"We believe (the penalty) simply bares no relation to a limited Countrywide program that lasted several months and ended before Bank of America’s acquisition of the company," BofA spokesman Larry Grayson said.

Countrywide was one of many mortgage companies that sold risky mortgages to Fannie Mae and Freddie Mac leading up to the housing bubble popping and subsequent financial crisis.

Bank of America, JPMorgan Chase and other big Wall Street banks have paid out billions of dollars in legal settlements for their roles in the financial crisis. For JPMorgan, the settlements mostly stemmed from its purchases of Bear Stearns and Lehman Brothers; in Bank of America’s case, it was mainly from its acquisitions of Countrywide and Merrill Lynch.


story continues below
story continues below

Rakoff imposed a separate $1 million penalty against Rebecca Mairone, a former Countrywide executive, for her role in the program. Lawyers representing Mairone did not immediately respond to a request for comment.



Copyright 2014 The Salt Lake Tribune. All rights reserved. This material may not be published, broadcast, rewritten or redistributed.

Top Reader Comments Read All Comments Post a Comment
Click here to read all comments   Click here to post a comment


About Reader Comments

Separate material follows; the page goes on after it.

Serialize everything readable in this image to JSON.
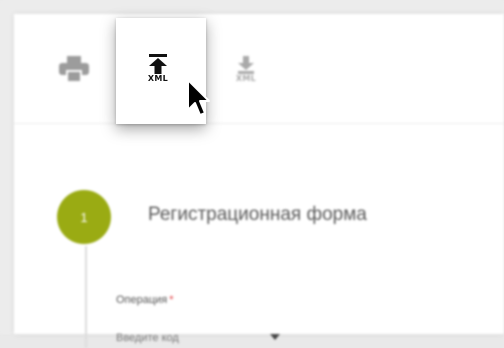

Reader comments on sltrib.com are the opinions of the writer, not The Salt Lake Tribune. We will delete comments containing obscenities, personal attacks and inappropriate or offensive remarks. Flagrant or repeat violators will be banned. If you see an objectionable comment, please alert us by clicking the arrow on the upper right side of the comment and selecting "Flag comment as inappropriate". If you've recently registered with Disqus or aren't seeing your comments immediately, you may need to verify your email address. To do so, visit disqus.com/account.
See more about comments here.
Staying Connected
Videos
Jobs
Contests and Promotions
  • Search Obituaries
  • Place an Obituary

  • Search Cars
  • Search Homes
  • Search Jobs
  • Search Marketplace
  • Search Legal Notices

  • Other Services
  • Advertise With Us
  • Subscribe to the Newspaper
  • Access your e-Edition
  • Frequently Asked Questions
  • Contact a newsroom staff member
  • Access the Trib Archives
  • Privacy Policy
  • Missing your paper? Need to place your paper on vacation hold? For this and any other subscription related needs, click here or call 801.204.6100.